Physicists' war games led to brilliant space defense plan
By Ian Hoffman/Oakland Tribune/September 10, 2002

Brilliant Pebbles and its original braintrust of physicists -- the mercurial Edward Teller, lead co-inventor of the hydrogen bomb, and his creative proteges, defense theorists Lowell Wood and Greg Canavan -- are entwined in the public memory of the Reagan Strategic Defense Initiative.

In the early 1980s, Teller sold Reagan on the technical feasibility of making nuclear war obsolete, then assembled Wood and Cavanan month after month in 1986 for strategic thought exercises, based on John Nash game theory. Wood played attacking Soviet forces, the red team; Canavan played the American defenders, the blue team; Teller refereed.

Canavan stretched his imagination to envision all manner of defenses as Wood defeated them, one by one, laying America open to annihilation. The final battle came over breakfast on the north side of the Charles River, in Cambridge, Mass., Canavan recalled, "deep in the heart of enemy territory," the academic nexus of the anti-missile defense debate.

"Lowell was so confident then. He'd killed me like 40 or 50 times. He was reading his newspaper and not paying much attention when I laid it all out," Canavan said. "Teller said, 'That's it!' Lowell snapped upright. 'What? What? What?' And he started trying to construct a counterargument. But by then Teller was sold."

The basic premise was an automated multitude of inexpensive satellites at first known as "smart rocks" because they would each carry a powerful computer and their own sensors for seeing target missiles.
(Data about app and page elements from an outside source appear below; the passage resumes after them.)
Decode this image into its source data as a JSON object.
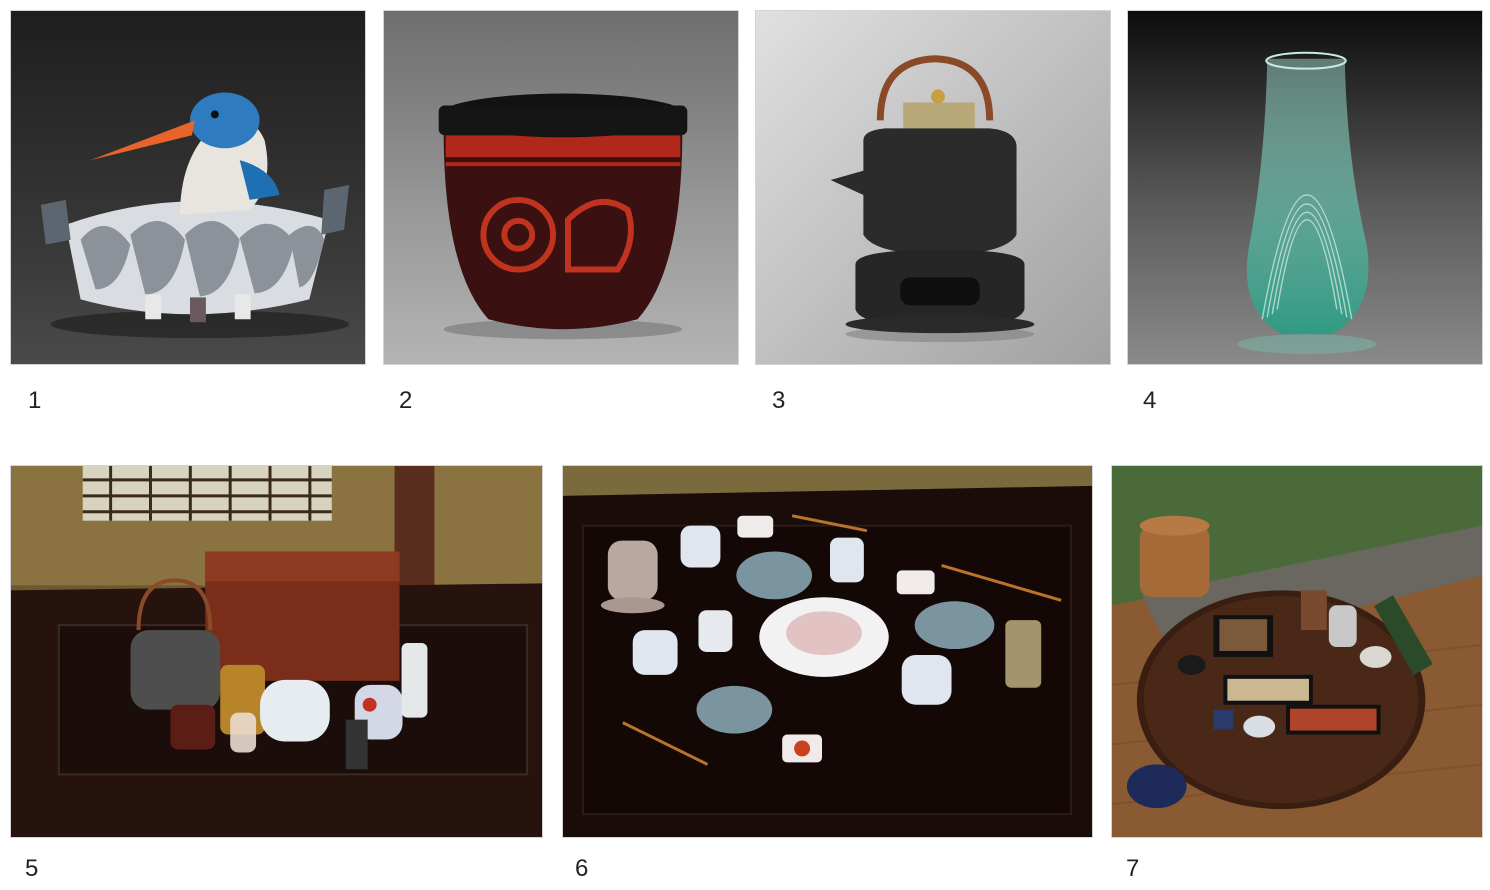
{
  "figures": [
    {
      "number": "1",
      "subject": "kingfisher-lotus-bowl"
    },
    {
      "number": "2",
      "subject": "red-black-lacquer-lidded-jar"
    },
    {
      "number": "3",
      "subject": "iron-kettle-on-brazier"
    },
    {
      "number": "4",
      "subject": "green-glass-vase"
    },
    {
      "number": "5",
      "subject": "tea-utensils-on-table"
    },
    {
      "number": "6",
      "subject": "table-setting-with-plates"
    },
    {
      "number": "7",
      "subject": "round-tray-with-bento-boxes"
    }
  ],
  "colors": {
    "page_background": "#ffffff",
    "dark_backdrop": "#2a2a2a",
    "gray_backdrop": "#8d8d8d",
    "lacquer_red": "#b0281a",
    "wood_table": "#2a1410",
    "glass_green": "#5fb3a0"
  }
}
Early space interceptor schemes were highly vulnerable to attack. But the team's satellites would be hardened against radiation, laser beams and shrapnel. They could maneuver to dodge anti-satellite missiles. They could kick off decoys and chaff to confuse attackers. As a last measure, they carried a tiny dart to fire in self defense.

"Nothing can get through all that. By the time he can get to you, he's expended a mass that's 100 times larger than you are, so you win," Canavan said.
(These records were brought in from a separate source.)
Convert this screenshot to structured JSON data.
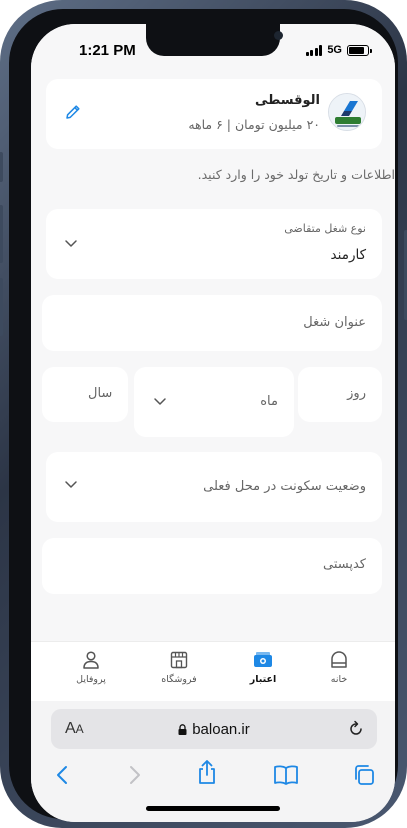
{
  "status_bar": {
    "time": "1:21 PM",
    "network": "5G",
    "battery_level": 0.85
  },
  "loan_card": {
    "title": "الوقسطی",
    "subtitle": "۲۰ میلیون تومان | ۶ ماهه",
    "logo_text": "الوقسطی",
    "edit_icon": "pencil-icon"
  },
  "instructions": "اطلاعات و تاریخ تولد خود را وارد کنید.",
  "form": {
    "job_type": {
      "label": "نوع شغل متقاضی",
      "value": "کارمند"
    },
    "job_title": {
      "placeholder": "عنوان شغل"
    },
    "birth_date": {
      "day_placeholder": "روز",
      "month_placeholder": "ماه",
      "year_placeholder": "سال"
    },
    "residence_status": {
      "placeholder": "وضعیت سکونت در محل فعلی"
    },
    "postal_code": {
      "placeholder": "کدپستی"
    }
  },
  "tabbar": {
    "items": [
      {
        "label": "خانه",
        "icon": "home-icon",
        "active": false
      },
      {
        "label": "اعتبار",
        "icon": "wallet-icon",
        "active": true
      },
      {
        "label": "فروشگاه",
        "icon": "store-icon",
        "active": false
      },
      {
        "label": "پروفایل",
        "icon": "profile-icon",
        "active": false
      }
    ]
  },
  "browser": {
    "text_size_label_big": "A",
    "text_size_label_small": "A",
    "url": "baloan.ir"
  },
  "colors": {
    "accent": "#1e88e5",
    "background": "#f7f7f8",
    "card": "#ffffff"
  }
}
Teller and Wood sold the idea in Washington and translated it into hardware, with Wood towing a sample pebble on a cart through the corridors of power. At the time, wags joked that after smart rocks and Brilliant Pebbles could only come "genius dust." Critics rolled their eyes and denounced the weaponization of the heavens. But of all SDI's beams and schemes, the pebbles came closest to the reality. Its major components were tested next to exploding nuclear bombs in the Nevada desert. They flew to the moon and mapped it in the Clementine mission.

In 1991, former Soviet weaponeers told Canavan that they labored hard but couldn't theorize a cost-effective assault against Brilliant Pebbles. "They said they realized at their level of technology they could not beat the Brilliant Pebble and it would bankrupt them to even try. So they didn't try."

Even after garnering a huge share of $40 billion spent on missile defense in the Reagan and first Bush administrations, no pebble has ever flown against a missile in space. Its backers haven't given up yet.